SACRAMENTO, CA - APRIL 13: Fans of the Sacramento Kings hold up signs against the Los Angeles Lakers on April 13, 2011 at Power Balence Pavilion in Sacramento, California. NOTE TO USER: User expressly acknowledges and agrees that, by downloading and/or using this Photograph, user is consenting to the terms and conditions of the Getty Images License Agreement (Photo by Jed Jacobsohn/Getty Images)
If NBA fans across the world wanted the full immersive experience of being a Sacramento Kings fan, they couldn't have picked a better night. Perhaps most outsiders were initially concerned as to whether the Los Angeles Lakers would win in Sacramento, clinching the West's No. 2 spot in the 2011 NBA Playoffs. But if Twitter was any indication, as the Kings stormed back from a 20-point third quarter deficit to take a late lead, the viewing experience for neutral fans across the nation and globe became all about giving Sacramento one sweet victory.
This sweet victory was particularly important to grab, given that on Thursday the Maloofs, who own the Kings, will make their case to the NBA Board of Governors that the team belongs in Anaheim, not Sacramento. NBA owners rarely object to the requests of their brethren, and since All-Star Weekend, relocation has looked inevitable. The death of the Sacramento Kings had become a foregone conclusion.
So this win would have meant something real, a final triumph for good. A karmic payback. A storybook ending to an era. But if you know the Sacramento Kings like we do 'round here, you know that's way, way too easy.
The Kings had a three-point lead with 10 seconds left. Kobe Bryant, of course, hit a three-pointer to knot it up with five seconds left. The Kings, of course, spazzed out on their own final possession and in overtime. Lakers win. It's a familiar, crushing refrain. Lakers win.
The NBA fans who bought into the Sacramento Kings' story for one almost glorious night got a taste of exactly what Sacramento Kings fans have dealt with for 26 years: a peek at glory blocked by those [expletives] in yellow and purple. Any ol' team can lose, but lose in crushing fashion? That's Sacramento. That's the Kings. They find hope in improbable places, stretch it to its elastic limit and watch it snap. Over and over again.

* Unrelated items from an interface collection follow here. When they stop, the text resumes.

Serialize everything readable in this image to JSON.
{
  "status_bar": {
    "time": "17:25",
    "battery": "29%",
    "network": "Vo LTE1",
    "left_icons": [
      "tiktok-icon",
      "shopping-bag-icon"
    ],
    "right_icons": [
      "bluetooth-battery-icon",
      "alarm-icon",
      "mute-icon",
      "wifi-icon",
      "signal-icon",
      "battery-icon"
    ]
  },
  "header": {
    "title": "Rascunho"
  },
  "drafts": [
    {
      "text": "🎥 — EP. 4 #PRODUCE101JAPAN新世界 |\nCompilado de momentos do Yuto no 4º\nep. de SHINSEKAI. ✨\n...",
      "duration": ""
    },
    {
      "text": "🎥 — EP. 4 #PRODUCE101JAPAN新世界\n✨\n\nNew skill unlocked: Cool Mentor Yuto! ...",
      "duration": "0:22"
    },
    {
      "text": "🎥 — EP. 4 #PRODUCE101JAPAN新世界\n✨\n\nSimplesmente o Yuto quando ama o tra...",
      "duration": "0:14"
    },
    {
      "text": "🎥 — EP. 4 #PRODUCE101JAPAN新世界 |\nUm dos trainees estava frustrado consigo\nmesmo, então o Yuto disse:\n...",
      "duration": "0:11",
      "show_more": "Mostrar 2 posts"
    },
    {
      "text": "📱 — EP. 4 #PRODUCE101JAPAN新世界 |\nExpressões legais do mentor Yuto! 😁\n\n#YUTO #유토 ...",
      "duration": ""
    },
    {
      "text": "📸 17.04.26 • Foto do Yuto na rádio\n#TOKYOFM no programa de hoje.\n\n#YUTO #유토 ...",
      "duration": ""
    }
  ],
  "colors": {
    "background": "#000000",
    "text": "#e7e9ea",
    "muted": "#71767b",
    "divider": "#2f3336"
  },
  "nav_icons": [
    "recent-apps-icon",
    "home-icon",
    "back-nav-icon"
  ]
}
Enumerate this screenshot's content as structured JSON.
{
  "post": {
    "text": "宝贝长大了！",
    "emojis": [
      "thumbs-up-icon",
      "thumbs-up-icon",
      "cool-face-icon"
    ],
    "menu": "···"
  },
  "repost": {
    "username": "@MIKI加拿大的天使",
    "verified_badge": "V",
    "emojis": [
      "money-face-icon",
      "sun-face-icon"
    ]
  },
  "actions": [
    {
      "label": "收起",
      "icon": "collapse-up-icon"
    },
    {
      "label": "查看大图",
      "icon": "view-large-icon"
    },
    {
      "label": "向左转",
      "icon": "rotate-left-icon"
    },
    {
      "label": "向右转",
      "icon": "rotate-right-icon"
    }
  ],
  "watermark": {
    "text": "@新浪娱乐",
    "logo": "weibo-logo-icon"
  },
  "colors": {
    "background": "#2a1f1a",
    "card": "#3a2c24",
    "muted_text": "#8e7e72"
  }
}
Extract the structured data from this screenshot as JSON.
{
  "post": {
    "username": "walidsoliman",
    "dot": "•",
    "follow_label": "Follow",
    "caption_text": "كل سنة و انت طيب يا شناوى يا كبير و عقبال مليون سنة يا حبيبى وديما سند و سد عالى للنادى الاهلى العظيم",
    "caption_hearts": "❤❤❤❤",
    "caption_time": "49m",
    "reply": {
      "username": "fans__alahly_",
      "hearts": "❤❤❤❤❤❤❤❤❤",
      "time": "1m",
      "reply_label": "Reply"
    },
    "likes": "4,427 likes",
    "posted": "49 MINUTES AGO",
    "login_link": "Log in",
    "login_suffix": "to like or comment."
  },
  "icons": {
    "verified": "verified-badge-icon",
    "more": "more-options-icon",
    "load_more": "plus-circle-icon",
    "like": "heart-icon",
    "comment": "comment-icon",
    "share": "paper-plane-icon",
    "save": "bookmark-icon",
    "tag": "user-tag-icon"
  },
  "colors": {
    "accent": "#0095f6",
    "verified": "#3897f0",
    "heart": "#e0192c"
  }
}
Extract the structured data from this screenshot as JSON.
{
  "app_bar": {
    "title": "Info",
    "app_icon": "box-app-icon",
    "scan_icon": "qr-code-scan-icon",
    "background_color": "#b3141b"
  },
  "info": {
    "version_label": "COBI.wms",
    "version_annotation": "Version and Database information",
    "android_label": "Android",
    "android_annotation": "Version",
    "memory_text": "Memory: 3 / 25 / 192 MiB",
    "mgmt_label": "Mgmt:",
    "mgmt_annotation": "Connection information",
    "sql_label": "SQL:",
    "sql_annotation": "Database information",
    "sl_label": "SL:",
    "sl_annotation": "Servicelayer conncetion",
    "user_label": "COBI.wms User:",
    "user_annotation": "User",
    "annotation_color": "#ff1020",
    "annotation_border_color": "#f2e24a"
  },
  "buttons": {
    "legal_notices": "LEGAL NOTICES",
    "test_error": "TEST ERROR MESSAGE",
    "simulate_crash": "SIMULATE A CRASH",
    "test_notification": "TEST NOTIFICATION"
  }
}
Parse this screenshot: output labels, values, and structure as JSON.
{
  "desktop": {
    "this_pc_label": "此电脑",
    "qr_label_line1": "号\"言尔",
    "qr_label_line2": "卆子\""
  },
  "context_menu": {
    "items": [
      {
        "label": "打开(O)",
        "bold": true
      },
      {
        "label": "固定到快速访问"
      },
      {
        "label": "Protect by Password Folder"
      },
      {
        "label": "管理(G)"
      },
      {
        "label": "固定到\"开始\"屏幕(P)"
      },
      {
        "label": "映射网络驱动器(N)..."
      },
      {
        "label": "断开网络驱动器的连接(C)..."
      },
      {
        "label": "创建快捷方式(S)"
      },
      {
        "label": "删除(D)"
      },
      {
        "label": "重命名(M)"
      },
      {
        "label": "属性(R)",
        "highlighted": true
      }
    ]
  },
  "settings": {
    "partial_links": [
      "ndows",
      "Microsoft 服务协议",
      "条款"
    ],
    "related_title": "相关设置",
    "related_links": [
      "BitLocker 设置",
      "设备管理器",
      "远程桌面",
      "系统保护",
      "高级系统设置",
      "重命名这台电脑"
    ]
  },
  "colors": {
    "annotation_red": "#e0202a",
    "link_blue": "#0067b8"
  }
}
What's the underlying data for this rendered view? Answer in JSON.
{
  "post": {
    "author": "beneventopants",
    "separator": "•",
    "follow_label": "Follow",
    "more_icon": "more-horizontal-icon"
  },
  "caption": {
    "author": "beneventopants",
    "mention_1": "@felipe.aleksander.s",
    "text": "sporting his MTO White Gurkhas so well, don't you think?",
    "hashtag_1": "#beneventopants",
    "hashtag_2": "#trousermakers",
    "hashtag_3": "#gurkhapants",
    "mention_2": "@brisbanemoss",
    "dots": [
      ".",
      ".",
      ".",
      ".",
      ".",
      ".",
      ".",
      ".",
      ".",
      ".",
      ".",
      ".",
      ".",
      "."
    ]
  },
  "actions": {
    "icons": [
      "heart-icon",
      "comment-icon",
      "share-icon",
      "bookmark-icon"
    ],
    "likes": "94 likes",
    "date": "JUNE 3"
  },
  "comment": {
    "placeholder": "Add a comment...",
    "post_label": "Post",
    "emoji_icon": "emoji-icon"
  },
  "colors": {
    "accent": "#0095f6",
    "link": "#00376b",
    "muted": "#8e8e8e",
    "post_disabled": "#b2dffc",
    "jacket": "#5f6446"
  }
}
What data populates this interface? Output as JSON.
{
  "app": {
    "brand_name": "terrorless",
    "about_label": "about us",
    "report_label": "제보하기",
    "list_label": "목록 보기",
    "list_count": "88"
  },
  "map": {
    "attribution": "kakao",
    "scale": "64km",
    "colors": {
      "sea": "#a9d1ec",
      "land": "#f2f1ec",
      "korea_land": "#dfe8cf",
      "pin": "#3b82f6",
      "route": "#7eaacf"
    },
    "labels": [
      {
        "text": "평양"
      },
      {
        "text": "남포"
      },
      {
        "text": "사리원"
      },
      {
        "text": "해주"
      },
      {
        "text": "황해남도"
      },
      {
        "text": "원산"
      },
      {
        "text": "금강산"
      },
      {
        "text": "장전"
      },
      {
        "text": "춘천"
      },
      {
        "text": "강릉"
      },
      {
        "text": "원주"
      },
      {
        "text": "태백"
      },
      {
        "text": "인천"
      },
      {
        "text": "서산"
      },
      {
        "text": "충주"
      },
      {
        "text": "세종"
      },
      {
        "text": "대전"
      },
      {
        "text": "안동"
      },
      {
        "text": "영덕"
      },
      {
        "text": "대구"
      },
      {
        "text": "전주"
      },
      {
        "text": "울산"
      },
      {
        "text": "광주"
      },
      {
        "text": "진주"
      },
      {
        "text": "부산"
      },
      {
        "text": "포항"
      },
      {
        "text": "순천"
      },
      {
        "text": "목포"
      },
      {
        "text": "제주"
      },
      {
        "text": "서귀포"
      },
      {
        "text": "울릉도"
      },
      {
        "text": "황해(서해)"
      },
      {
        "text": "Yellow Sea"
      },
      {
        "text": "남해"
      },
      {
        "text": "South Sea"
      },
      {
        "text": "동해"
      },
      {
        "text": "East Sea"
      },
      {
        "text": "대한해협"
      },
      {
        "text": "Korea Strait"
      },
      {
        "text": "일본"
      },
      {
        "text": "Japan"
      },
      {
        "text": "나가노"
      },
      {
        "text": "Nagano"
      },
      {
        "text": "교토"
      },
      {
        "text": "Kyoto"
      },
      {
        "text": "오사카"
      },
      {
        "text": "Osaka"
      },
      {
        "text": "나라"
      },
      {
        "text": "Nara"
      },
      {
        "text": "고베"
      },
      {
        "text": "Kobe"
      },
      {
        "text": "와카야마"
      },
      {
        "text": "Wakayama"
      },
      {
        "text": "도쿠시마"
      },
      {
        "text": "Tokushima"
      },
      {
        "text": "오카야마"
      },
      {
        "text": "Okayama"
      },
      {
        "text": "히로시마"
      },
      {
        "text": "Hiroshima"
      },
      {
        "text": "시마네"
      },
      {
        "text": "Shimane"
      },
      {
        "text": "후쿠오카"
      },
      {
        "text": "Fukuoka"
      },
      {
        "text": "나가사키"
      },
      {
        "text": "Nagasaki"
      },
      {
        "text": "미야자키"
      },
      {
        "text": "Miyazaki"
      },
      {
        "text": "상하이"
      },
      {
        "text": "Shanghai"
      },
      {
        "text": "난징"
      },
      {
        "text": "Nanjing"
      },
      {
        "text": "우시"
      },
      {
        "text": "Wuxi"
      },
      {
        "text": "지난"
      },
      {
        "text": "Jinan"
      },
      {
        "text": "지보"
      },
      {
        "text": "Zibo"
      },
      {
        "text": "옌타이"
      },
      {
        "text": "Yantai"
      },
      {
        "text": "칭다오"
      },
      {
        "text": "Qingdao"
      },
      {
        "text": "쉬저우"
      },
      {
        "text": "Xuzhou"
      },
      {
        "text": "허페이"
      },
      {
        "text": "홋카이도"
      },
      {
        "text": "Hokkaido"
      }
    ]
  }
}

But there's another ingredient in Wednesday's game that makes it the proper Sacramento Kings experience for the uninitiated. It's the loyalty the fans showed.
From Yahoo!'s Marc J. Spears:
About a quarter of the sold-out crowd of 17,841 stayed at Power Balance Pavilions for about an hour after the final buzzer to voice their displeasure over the Kings’ possible – and say goodbye. There were tears, hugs, chants of "SAC-RA-MENTO" and "Here We Stay!" Seven Kings players and coach Paul Westphal shook hands with the fans and addressed the adoring crowd.
It was truly something to behold. As Westphal gave his post-game press conference -- in tears -- the Kings' broadcast showed the chanting, weeping fans manning their stations, showing the NBA what loyalty is all about. There was no quit in the Kings of the court, not ever, not now. And the fans fueled that, always and now. Those who tuned in for one amazing night got to witness the same ol' Kings who end up with the crushing L, sure. But they also witnessed the incredible fan loyalty that made Sacramento famous, that made the loss of Sacramento as an NBA market something worth regretting.
You wanted the full Sacramento Kings fan experience for a special night? You've got it. Broken hearts, swollen hearts -- all of it.